  • Create a comprehensive outline for your book.
  • Actually stick to the outline as you write.
  • Format the outline when you put it together so that you can use the same formatting in the book.
  • Ensure you collect the resources needed to make your outline work and note them in the outline.

If you’re seeing a pattern here, it’s that outlines are important. The better you define the outline, the better the book will come out. Part of formatting your e-book is creating a good outline and then sticking with it.

After you decide on a document format, the formatting of the book content, and the content itself, you need to consider one other element—presenting your book to others. Of course, the presentation starts with a great cover. Most of the material I find online for creating covers is negative. For example, avoiding the use of book services. I’m used to thinking about how to market my books because it’s part of what the publisher asks me to provide, but I’m also having to start to think about the cover in more ways than simply the content the cover provides. Actually, it’s a creative process that I plan to enjoy.

I’ll keep you updated as I work through these first several self-published book projects. However, for now, I’ve been putting some content together and thinking a lot about what I need to do to get the book out there and make it sell. Let me know your thoughts on self-publishing at John@JohnMuellerBooks.com.

 

Learning About Online Publishing

Eventually, you’ll likely read absolutely everything in electronic format. As e-book readers like the Kindle and Nook (too many to list) become more popular and the cost of producing paper-based products continues to increase, people will naturally gravitate toward the less expensive medium. Yes, many older people, like me, will continue to enjoy at least their fictional reading in paper format, but even the most steadfast amongst us has gravitated toward e-book format for professional and technical reading.

Besides saving trees and reducing costs, e-books make it possible to bring many marginal topics to the market. An aspiring author can self publish books that a publisher might not be willing to touch because the perceived profit margins are too low. Once books are published, looking into how to get book reviews could be a step with considering, especially if an author is looking to make a name for themselves in this industry.

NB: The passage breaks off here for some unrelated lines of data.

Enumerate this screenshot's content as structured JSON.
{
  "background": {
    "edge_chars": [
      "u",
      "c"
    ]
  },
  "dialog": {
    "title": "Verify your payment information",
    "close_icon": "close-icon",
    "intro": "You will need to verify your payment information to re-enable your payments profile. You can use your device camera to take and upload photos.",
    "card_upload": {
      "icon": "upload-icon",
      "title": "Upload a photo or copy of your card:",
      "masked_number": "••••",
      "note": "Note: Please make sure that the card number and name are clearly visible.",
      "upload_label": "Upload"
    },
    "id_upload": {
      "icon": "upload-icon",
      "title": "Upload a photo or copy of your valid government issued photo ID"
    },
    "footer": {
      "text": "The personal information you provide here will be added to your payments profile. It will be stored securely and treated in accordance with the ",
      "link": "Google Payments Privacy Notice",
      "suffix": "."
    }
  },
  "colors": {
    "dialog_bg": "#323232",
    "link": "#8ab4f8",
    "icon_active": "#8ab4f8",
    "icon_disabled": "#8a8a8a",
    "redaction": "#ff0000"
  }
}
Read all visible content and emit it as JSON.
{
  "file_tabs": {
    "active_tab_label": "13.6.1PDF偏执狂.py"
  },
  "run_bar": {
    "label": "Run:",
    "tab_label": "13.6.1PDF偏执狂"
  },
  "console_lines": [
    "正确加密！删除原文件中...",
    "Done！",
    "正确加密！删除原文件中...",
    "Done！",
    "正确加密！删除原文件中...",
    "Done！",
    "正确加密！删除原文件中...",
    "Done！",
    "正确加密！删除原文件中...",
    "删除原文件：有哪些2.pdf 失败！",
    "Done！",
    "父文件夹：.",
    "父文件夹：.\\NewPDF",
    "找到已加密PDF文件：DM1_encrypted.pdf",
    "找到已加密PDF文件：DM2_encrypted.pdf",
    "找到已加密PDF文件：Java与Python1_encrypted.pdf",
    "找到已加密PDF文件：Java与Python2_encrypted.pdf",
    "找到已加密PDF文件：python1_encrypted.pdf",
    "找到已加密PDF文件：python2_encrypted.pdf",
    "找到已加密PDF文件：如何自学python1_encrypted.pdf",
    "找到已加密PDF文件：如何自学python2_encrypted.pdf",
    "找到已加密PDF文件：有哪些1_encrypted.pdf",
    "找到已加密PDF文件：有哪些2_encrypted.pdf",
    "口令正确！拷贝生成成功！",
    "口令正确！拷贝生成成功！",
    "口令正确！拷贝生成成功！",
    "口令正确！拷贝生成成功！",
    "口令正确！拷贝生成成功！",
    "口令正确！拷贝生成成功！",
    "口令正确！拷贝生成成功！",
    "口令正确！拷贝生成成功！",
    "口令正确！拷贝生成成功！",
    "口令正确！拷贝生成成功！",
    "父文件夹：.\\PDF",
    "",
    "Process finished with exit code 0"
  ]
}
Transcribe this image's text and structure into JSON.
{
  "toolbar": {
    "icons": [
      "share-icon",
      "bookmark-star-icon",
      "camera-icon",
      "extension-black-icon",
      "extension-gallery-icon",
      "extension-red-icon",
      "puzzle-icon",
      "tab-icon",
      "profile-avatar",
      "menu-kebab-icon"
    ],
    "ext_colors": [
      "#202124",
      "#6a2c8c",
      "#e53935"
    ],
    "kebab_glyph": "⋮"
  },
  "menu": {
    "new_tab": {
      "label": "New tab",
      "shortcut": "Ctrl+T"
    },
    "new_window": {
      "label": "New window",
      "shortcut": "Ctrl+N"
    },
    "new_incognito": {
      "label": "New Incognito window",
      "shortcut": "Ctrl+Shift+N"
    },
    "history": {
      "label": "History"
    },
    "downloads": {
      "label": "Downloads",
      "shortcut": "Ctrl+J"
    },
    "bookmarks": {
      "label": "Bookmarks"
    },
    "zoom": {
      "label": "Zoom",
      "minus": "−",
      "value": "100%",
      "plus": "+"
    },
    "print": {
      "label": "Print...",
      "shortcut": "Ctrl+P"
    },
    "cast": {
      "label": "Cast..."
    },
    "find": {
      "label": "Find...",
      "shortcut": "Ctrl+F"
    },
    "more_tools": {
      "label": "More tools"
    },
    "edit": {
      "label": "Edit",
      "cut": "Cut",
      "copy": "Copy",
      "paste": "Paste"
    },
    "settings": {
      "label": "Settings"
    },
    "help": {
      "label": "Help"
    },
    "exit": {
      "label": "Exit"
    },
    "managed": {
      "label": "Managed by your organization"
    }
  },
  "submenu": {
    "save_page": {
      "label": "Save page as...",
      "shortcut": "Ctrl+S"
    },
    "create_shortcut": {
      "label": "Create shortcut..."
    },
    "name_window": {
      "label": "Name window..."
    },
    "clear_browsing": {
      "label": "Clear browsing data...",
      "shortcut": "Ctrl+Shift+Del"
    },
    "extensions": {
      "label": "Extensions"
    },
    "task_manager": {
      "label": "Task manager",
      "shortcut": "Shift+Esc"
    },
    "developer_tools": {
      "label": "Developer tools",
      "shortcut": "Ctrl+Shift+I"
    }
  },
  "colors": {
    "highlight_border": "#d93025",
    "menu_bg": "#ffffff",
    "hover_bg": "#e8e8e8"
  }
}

Articles such as Bestseller Success Stories that Started Out as Self-Published Books point out the times when publishers simply got it wrong. The book idea really produced a great book, but the publishing staff didn’t know it. Of course, self-publishing can also produce atrocities that can hardly be called literature. The book publisher has acted as a kind of testing ground for book material in the past, but that era has passed and now the consumer must filter out the good from the relatively large flow of bad material.

There are many sites online that tell you about online publishing and getting your work self-published. I personally started with Creating an e-book: Tips on formatting and converting your document. It’s a comprehensive article with a lot of great tips that just about anyone will find useful. A problem with many of the resources you find online is that they’re oriented toward a particular genre, device type, publication method, or content type so that the advice is less useful than it could be.

However, my favorite new source of information for everything to do with e-book publishing is The Electronic Author. The material on this blog is published by someone who actually does output a number of e-books each year and has a copious number of books to his credit, Wallace Wang. In fact, I recently reviewed on such offering, Math for the Zombie Apocalypse. So, unlike many other places you could go for information, this blog really is run by someone with a considerable amount of experience.

The point I’m trying to make is that if you do plan to self-publish the next great American novel, you need to research the required techniques before you make the attempt. Otherwise, you could find that your book doesn’t sell well (or possibly at all). There are a lot of resources out there for improving your product. Everyone who wants to read your book also wants to see it in a usable format. Let me know your thoughts about self-publishing at John@JohnMuellerBooks.com.